The device was recovered from a TSB cash machine on Lancaster Road on Sunday 5 February, say police.
According to Action Fraud, a skimmer is a small device that fits over the card slot and is made to look like a normal part of the cash machine.
Skimmers copy information held in the magnetic strip of a card when it is inserted into a machine.
Action Fraud offers the following advice when using a cash machine: "Check a cash machine every time you use one. Always cover the keypad when entering your PIN and don’t make it obvious which buttons you’re pressing.
"Take a look around you. If someone’s standing too close, get your card back without withdrawing any money and walk away.
"Your safety is the most important thing. Don’t approach anyone you think has been acting suspiciously and if you find loose parts on the machine don’t take them away with you."
Spot the signs - cash machine fraud
- You find a wobbly or bulky part that doesn’t seem to belong with the machine, such as a cover over the card slot or a loose keypad.
- Purchases and withdrawals start appearing on your account that you don’t remember making.
- Some cash machines are built entirely by fraudsters.
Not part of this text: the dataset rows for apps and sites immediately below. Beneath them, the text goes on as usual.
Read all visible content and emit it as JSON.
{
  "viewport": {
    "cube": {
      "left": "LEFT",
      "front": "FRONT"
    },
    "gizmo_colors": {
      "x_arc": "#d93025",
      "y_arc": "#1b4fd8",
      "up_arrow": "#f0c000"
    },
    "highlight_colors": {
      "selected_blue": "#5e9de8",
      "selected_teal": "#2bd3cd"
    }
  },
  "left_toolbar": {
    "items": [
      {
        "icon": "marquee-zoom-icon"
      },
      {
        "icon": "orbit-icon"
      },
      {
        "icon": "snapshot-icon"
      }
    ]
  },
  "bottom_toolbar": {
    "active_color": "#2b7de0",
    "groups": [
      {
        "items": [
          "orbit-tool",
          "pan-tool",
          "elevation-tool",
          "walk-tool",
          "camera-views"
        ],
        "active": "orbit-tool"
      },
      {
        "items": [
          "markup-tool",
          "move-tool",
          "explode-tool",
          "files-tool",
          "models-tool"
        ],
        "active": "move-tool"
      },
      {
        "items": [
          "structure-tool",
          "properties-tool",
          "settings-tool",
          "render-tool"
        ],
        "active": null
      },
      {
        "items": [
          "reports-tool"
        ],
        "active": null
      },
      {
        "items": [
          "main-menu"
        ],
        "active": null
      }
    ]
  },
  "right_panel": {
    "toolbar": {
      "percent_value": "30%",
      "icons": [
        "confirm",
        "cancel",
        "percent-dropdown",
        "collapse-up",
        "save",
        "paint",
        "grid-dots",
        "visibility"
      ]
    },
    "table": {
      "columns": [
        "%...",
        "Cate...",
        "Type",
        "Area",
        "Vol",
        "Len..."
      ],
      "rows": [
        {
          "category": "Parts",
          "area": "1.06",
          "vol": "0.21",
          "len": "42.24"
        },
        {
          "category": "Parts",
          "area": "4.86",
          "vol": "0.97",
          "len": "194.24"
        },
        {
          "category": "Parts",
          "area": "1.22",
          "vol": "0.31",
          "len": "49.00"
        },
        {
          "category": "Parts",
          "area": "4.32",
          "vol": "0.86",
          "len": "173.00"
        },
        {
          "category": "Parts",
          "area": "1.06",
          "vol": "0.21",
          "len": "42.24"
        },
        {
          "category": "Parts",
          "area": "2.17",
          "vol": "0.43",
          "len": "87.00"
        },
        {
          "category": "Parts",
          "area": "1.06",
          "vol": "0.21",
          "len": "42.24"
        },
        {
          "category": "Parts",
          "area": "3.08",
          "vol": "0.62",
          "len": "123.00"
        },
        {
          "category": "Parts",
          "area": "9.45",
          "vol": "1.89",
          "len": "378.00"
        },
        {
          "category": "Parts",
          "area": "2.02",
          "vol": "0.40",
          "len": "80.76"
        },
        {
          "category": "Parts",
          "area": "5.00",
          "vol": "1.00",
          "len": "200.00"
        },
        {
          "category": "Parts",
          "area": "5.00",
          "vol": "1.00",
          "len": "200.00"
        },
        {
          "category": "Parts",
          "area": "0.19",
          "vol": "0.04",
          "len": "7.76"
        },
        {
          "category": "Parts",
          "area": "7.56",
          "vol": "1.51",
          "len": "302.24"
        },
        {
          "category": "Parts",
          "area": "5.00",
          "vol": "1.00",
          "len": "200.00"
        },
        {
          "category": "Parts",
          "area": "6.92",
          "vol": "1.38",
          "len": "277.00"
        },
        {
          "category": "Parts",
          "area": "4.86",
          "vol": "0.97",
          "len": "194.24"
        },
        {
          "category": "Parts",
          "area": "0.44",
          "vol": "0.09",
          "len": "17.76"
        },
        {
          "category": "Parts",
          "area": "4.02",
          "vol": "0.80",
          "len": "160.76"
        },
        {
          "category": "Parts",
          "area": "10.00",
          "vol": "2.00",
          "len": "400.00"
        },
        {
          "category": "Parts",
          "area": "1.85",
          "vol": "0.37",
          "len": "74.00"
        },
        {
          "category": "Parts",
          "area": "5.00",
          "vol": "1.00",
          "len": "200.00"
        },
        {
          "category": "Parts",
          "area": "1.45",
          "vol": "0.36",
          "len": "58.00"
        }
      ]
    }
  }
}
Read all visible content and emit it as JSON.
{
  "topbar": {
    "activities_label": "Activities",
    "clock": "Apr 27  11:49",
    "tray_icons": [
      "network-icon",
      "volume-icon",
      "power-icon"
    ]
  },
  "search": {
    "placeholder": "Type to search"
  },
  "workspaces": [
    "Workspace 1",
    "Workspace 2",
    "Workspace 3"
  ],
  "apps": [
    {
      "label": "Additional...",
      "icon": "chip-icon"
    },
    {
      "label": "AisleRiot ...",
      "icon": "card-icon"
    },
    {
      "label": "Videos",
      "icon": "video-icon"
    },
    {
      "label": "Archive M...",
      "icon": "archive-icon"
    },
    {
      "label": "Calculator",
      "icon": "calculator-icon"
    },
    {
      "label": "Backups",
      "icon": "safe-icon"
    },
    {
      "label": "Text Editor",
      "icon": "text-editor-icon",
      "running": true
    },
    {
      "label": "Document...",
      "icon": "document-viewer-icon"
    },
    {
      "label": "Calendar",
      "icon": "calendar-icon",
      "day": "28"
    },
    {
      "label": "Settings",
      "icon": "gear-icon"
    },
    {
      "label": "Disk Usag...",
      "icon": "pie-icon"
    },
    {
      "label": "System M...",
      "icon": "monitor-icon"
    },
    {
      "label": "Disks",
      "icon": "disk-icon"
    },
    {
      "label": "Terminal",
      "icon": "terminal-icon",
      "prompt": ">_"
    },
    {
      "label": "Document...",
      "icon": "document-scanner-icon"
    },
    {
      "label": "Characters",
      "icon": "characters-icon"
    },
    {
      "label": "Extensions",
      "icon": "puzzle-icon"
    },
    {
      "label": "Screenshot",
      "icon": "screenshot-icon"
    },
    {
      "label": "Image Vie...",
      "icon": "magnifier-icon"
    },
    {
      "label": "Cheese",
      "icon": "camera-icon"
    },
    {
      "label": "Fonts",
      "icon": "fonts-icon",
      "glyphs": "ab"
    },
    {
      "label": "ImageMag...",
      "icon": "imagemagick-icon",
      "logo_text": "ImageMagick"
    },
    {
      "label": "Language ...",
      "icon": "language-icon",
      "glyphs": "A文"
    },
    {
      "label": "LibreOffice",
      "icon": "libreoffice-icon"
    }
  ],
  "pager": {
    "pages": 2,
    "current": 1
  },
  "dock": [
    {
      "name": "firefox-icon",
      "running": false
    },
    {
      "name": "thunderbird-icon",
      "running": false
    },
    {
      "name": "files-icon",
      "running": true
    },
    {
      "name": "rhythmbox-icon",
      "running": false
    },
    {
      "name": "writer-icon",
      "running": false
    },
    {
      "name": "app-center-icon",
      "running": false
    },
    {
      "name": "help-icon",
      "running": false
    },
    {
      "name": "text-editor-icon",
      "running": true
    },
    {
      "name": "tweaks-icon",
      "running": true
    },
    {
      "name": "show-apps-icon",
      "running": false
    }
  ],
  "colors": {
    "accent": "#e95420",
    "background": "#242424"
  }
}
Be cautious using a ‘standalone’ machine, rather than a ‘hole in the wall’, which is embedded in the front of a building such as a bank.
Anybody who notices suspicious devices around cash machines can report them to police on 101.